A task force to dig deeper into the reasons for declining school enrollment in California has been created by Superintendent of Public Instruction Tony Thurmond.
The drop in enrollment is being felt across the country. In California K-12 schools had 110,000 fewer students this school year than the previous year, a decrease of 1.8%. In 2020-21, student enrollment fell by 2.6%.
Since California schools are funded largely by average daily student attendance, a loss in enrollment can mean less money to pay district salaries and other bills.
The task force will analyze the data, study trends and try to determine why students are leaving certain districts and where they are going. It will also examine data on birth rates, immigration and housing costs to see their impact on enrollment, according to a press release from the California Department of Education.
Thurmond is also sponsoring or supporting legislation that would change the funding structure of schools so that they are not so reliant on average daily attendance for funding.
“I am committed to meeting the needs of all of our schools and school districts, and while each school and community has its own history and conditions, declining enrollment is something we face together,” said Thurmond. “For many communities this is not a new challenge, but after two years of the pandemic the impacts feel magnified and the future looks daunting. I want this working group to intend to understand the why of the declines and sharing local ideas and efforts that we could consider scaling to make a real difference.

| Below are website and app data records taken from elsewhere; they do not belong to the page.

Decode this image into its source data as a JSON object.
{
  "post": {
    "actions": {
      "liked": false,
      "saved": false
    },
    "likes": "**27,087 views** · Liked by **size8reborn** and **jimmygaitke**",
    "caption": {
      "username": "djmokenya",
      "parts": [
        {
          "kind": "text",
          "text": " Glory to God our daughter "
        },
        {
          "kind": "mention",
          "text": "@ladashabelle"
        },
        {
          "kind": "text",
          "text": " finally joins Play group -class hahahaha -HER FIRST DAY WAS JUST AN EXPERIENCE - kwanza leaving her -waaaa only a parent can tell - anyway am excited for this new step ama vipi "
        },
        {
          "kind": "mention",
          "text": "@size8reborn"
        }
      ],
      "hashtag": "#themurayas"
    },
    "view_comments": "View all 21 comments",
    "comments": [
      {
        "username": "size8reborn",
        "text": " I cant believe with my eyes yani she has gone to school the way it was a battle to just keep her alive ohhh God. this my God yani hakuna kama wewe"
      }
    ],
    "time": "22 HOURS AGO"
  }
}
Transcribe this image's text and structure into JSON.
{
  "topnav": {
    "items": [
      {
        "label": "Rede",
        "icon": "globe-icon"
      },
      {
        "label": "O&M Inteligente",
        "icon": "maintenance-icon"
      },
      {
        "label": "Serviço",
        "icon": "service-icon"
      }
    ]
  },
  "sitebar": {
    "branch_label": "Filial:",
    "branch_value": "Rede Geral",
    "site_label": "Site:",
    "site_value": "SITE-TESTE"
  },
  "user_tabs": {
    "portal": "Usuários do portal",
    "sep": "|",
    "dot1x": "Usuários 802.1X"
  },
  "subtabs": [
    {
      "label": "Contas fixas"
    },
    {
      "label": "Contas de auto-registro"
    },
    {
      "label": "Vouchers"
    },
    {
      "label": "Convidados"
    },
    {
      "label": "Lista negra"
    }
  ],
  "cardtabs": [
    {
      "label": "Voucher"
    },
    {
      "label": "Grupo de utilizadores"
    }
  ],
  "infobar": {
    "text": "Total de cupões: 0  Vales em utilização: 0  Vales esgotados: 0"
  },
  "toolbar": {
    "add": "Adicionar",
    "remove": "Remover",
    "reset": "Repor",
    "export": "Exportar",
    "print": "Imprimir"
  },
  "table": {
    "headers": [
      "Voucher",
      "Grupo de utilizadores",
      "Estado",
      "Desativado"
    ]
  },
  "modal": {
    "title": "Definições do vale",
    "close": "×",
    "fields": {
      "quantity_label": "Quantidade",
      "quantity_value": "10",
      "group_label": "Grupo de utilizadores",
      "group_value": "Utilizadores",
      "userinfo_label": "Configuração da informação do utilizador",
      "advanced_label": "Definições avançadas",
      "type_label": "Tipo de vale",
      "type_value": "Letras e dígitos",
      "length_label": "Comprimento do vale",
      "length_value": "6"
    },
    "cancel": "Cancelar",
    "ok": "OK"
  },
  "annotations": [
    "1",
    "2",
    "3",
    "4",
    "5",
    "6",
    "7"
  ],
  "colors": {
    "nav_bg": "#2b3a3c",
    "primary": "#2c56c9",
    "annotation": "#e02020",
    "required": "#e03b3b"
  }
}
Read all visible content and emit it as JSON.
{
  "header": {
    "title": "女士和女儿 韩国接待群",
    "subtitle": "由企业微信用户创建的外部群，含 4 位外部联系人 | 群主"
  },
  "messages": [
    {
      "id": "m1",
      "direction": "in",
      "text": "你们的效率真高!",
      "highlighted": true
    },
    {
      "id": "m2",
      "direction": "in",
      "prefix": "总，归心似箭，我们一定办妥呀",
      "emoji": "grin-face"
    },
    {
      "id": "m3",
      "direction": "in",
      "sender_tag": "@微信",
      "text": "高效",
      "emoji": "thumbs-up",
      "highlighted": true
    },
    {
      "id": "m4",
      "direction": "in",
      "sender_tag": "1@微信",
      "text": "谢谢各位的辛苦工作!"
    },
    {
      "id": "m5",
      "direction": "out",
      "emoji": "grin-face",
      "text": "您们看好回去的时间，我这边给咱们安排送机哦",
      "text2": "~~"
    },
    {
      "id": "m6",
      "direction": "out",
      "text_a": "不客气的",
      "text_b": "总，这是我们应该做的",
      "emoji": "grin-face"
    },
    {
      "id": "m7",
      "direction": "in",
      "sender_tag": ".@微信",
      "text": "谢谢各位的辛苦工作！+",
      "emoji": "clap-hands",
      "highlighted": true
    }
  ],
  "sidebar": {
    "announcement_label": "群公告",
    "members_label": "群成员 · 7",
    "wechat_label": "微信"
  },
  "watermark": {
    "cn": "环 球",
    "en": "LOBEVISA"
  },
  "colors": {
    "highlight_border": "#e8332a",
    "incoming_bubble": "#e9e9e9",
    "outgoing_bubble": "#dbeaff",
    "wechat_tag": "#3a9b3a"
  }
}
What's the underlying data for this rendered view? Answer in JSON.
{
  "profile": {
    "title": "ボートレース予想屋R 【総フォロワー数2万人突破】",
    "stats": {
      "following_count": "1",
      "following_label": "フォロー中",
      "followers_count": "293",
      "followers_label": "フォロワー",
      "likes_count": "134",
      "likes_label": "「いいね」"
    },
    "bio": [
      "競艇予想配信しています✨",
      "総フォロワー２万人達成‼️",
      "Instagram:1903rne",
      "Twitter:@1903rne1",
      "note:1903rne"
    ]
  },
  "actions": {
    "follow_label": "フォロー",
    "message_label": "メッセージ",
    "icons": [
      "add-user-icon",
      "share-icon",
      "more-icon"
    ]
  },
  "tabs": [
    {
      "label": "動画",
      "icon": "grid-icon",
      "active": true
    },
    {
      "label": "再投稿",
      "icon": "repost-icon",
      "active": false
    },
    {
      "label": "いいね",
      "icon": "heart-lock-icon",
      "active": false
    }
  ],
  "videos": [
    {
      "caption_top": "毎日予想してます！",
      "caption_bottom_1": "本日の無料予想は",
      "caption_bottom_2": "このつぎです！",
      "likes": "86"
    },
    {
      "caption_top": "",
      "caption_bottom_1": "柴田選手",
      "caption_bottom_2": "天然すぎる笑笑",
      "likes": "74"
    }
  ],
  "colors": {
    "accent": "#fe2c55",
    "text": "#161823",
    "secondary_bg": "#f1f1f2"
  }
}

Task force chairs include Lande Ajose of the Public Policy Institute of California; Jeff Freitas, president of the California Federation of Teachers; Edgar Zazueta, executive director of the Association of California School Administrators; and Tatiana Davenport, executive director of the California Association of School Business Officials.